This course is 3 days. Customizing the topic list will affect the time requirement.


Performance management specialists who are or will be responsible for the tuning and capacity monitoring of one or more machines running Unix. The topics listed below are concepts that are translated into the appropriate subsystem for the client's choice of platform.

Course Contents

Performance management requires a background in overall system architecture. This course takes the approach of tackling each major system of the chosen Unix platform individually, pointing out how resources are allocated, consumed, released, and reused.

  1. System Overview

  2. Kernel Environment

  3. Virtual Memory Subsystem

  4. System Call Subsystem

  5. Process Scheduling

  6. Processes and Threads

  7. File Systems

  8. Interprocess Communication Overview

  9. Device I/O Subsystem

Course Objectives

Upon completion of this course, the student will be able to:

  1. Understand the operating system subsystems and their interactions

  2. Understand the basic performance trade-offs of resource allocation

  3. Describe how requests for CPU time, disk space, and memory are handled

  4. Understand the performance implications of the tunable parameters

  5. Use performance diagnostic tools to monitor and plan for future upgrades

Instructional Technique

Students are invited to bring their current ideas and questions to the classroom for discussion. Case studies, lecture, and group problem solving will be used (online labs are difficult in this environment, although demonstrations can be performed if appropriate equipment access is available).


Familiarity with Unix concepts such as the command line shell, pipes, I/O redirection, process ids, paging space, and so forth, would be very beneficial. All information required for a proper understanding of the course material will be provided; however, hands-on use of those techniques listed above will enhance the learning experience.


These are the major topics discussed within each part of the course. Some flexibility is assumed since not all Unix systems are identical in all respects.

A. Overview

B. AIX Kernel Environment

C. Virtual Memory Subsystem
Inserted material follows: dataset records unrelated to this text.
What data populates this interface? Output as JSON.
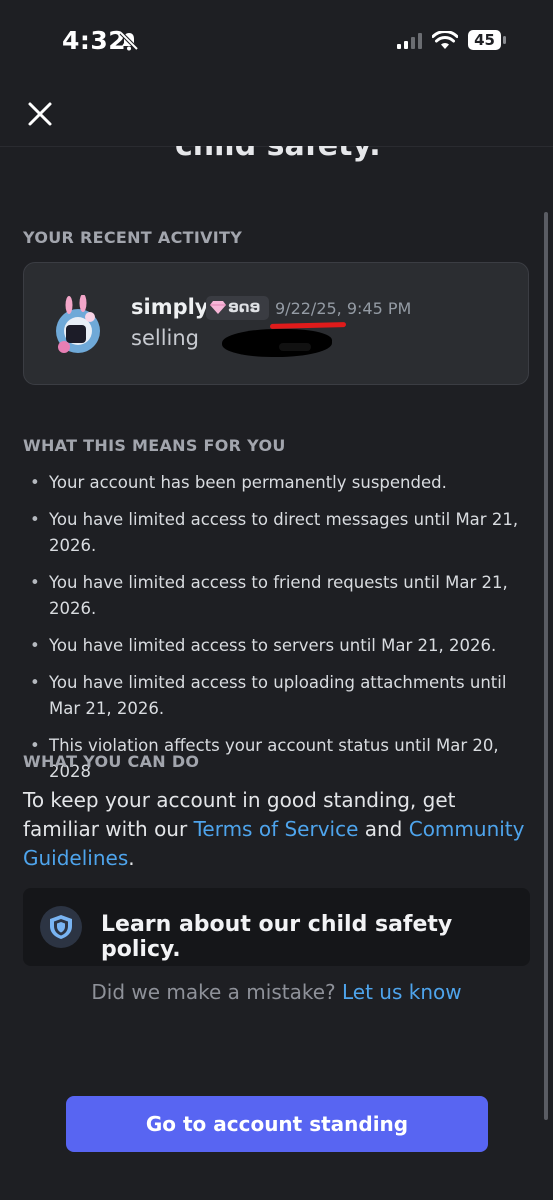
{
  "status_bar": {
    "time": "4:32",
    "battery": "45"
  },
  "header": {
    "cut_heading": "child safety."
  },
  "recent_activity": {
    "label": "YOUR RECENT ACTIVITY",
    "username": "simply",
    "tag": "ອດອ",
    "timestamp": "9/22/25, 9:45 PM",
    "message": "selling"
  },
  "what_this_means": {
    "label": "WHAT THIS MEANS FOR YOU",
    "items": [
      "Your account has been permanently suspended.",
      "You have limited access to direct messages until Mar 21, 2026.",
      "You have limited access to friend requests until Mar 21, 2026.",
      "You have limited access to servers until Mar 21, 2026.",
      "You have limited access to uploading attachments until Mar 21, 2026.",
      "This violation affects your account status until Mar 20, 2028"
    ]
  },
  "what_you_can_do": {
    "label": "WHAT YOU CAN DO",
    "text_before": "To keep your account in good standing, get familiar with our ",
    "terms_link": "Terms of Service",
    "and": " and ",
    "guidelines_link": "Community Guidelines",
    "end": "."
  },
  "policy_card": {
    "text": "Learn about our child safety policy.",
    "icon": "shield-icon"
  },
  "mistake": {
    "question": "Did we make a mistake? ",
    "link": "Let us know"
  },
  "cta": {
    "label": "Go to account standing"
  },
  "colors": {
    "accent": "#5865f2",
    "link": "#4ea4ec",
    "background": "#1e1f23",
    "card": "#2b2d31",
    "highlight": "#e01b1b"
  }
}
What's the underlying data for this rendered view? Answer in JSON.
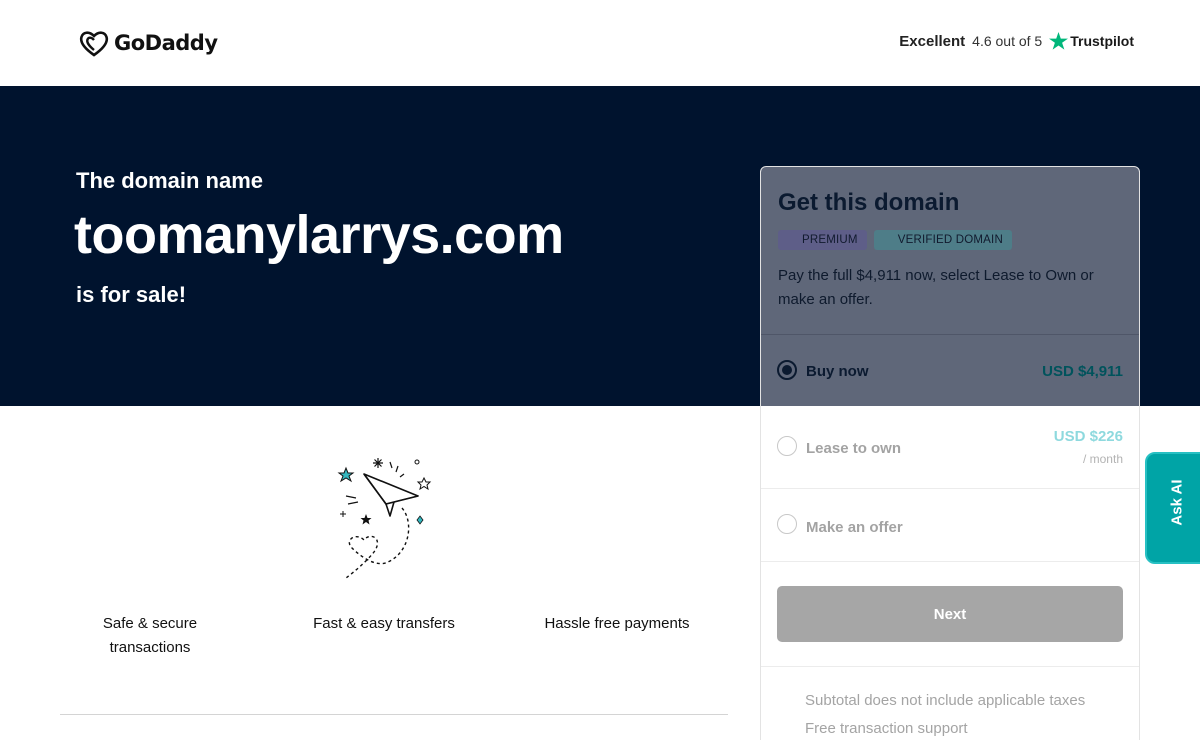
{
  "header": {
    "logo_text": "GoDaddy",
    "trust_rating_word": "Excellent",
    "trust_score": "4.6 out of 5",
    "trust_brand": "Trustpilot",
    "trust_star_color": "#00b67a"
  },
  "hero": {
    "eyebrow": "The domain name",
    "domain": "toomanylarrys.com",
    "suffix": "is for sale!"
  },
  "features": [
    {
      "label_line1": "Safe & secure",
      "label_line2": "transactions"
    },
    {
      "label_line1": "Fast & easy transfers",
      "label_line2": ""
    },
    {
      "label_line1": "Hassle free payments",
      "label_line2": ""
    }
  ],
  "card": {
    "title": "Get this domain",
    "badges": [
      "PREMIUM",
      "VERIFIED DOMAIN"
    ],
    "description": "Pay the full $4,911 now, select Lease to Own or make an offer.",
    "options": [
      {
        "label": "Buy now",
        "price": "USD $4,911",
        "subtext": "",
        "selected": true
      },
      {
        "label": "Lease to own",
        "price": "USD $226",
        "subtext": "/ month",
        "selected": false
      },
      {
        "label": "Make an offer",
        "price": "",
        "subtext": "",
        "selected": false
      }
    ],
    "next_label": "Next",
    "fine_print": [
      "Subtotal does not include applicable taxes",
      "Free transaction support"
    ]
  },
  "ask_ai": {
    "label": "Ask AI"
  },
  "colors": {
    "hero_bg": "#00132e",
    "accent_teal": "#00a4a6",
    "lease_price": "#8ed9de",
    "buy_price": "#00535c",
    "next_btn": "#a6a6a6"
  }
}
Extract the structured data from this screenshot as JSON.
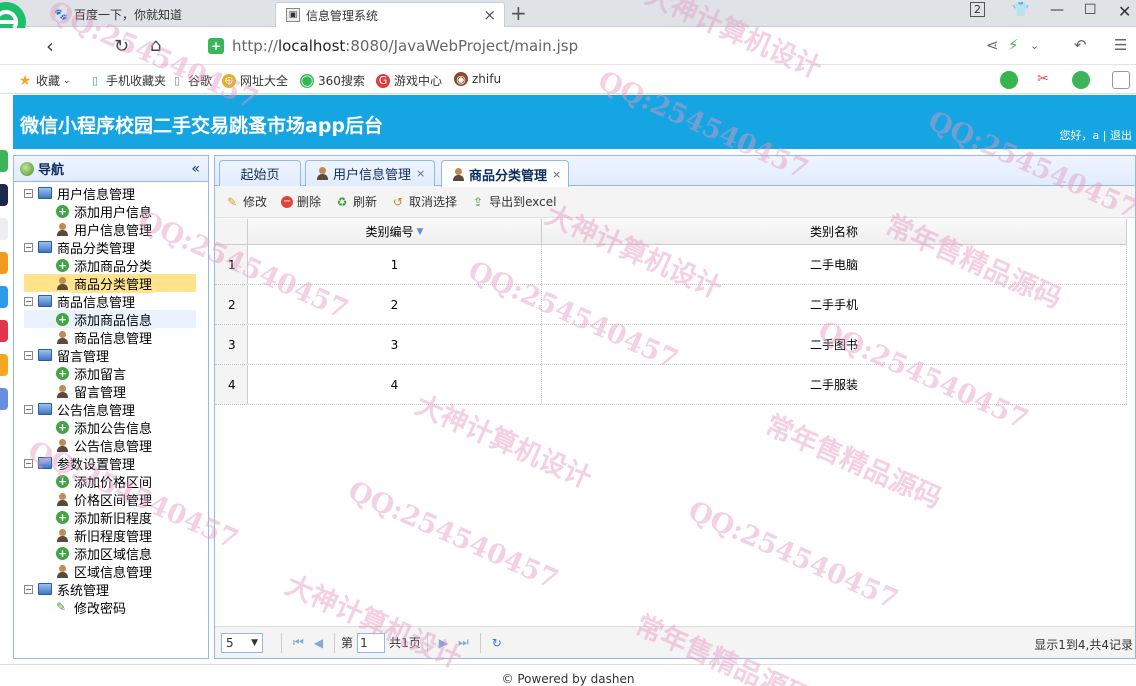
{
  "browser": {
    "tabs": [
      {
        "title": "百度一下，你就知道"
      },
      {
        "title": "信息管理系统"
      }
    ],
    "url_prefix": "http://",
    "url_host": "localhost",
    "url_rest": ":8080/JavaWebProject/main.jsp",
    "tab_count": "2",
    "bookmarks": [
      "收藏",
      "手机收藏夹",
      "谷歌",
      "网址大全",
      "360搜索",
      "游戏中心",
      "zhifu"
    ]
  },
  "app": {
    "title": "微信小程序校园二手交易跳蚤市场app后台",
    "greeting": "您好，a",
    "logout": "退出",
    "separator": "|"
  },
  "nav": {
    "title": "导航",
    "collapse_glyph": "«",
    "groups": [
      {
        "label": "用户信息管理",
        "children": [
          "添加用户信息",
          "用户信息管理"
        ]
      },
      {
        "label": "商品分类管理",
        "children": [
          "添加商品分类",
          "商品分类管理"
        ]
      },
      {
        "label": "商品信息管理",
        "children": [
          "添加商品信息",
          "商品信息管理"
        ]
      },
      {
        "label": "留言管理",
        "children": [
          "添加留言",
          "留言管理"
        ]
      },
      {
        "label": "公告信息管理",
        "children": [
          "添加公告信息",
          "公告信息管理"
        ]
      },
      {
        "label": "参数设置管理",
        "children": [
          "添加价格区间",
          "价格区间管理",
          "添加新旧程度",
          "新旧程度管理",
          "添加区域信息",
          "区域信息管理"
        ]
      },
      {
        "label": "系统管理",
        "children": [
          "修改密码"
        ]
      }
    ]
  },
  "content_tabs": [
    {
      "label": "起始页"
    },
    {
      "label": "用户信息管理"
    },
    {
      "label": "商品分类管理"
    }
  ],
  "toolbar": {
    "edit": "修改",
    "delete": "删除",
    "refresh": "刷新",
    "cancel_select": "取消选择",
    "export": "导出到excel"
  },
  "grid": {
    "columns": [
      "类别编号",
      "类别名称"
    ],
    "rows": [
      {
        "num": "1",
        "id": "1",
        "name": "二手电脑"
      },
      {
        "num": "2",
        "id": "2",
        "name": "二手手机"
      },
      {
        "num": "3",
        "id": "3",
        "name": "二手图书"
      },
      {
        "num": "4",
        "id": "4",
        "name": "二手服装"
      }
    ]
  },
  "pager": {
    "page_size": "5",
    "page_label": "第",
    "page_value": "1",
    "total_pages": "共1页",
    "info": "显示1到4,共4记录"
  },
  "footer": {
    "text": "© Powered by dashen"
  },
  "watermarks": [
    "QQ:254540457",
    "大神计算机设计",
    "常年售精品源码"
  ]
}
D. System Call Subsystem

E. CPU Usage

F. File Systems

G. Disk Storage Facilities

H. Inter-process Communication

I. Network Performance (introductory topic)

J. Performance Summary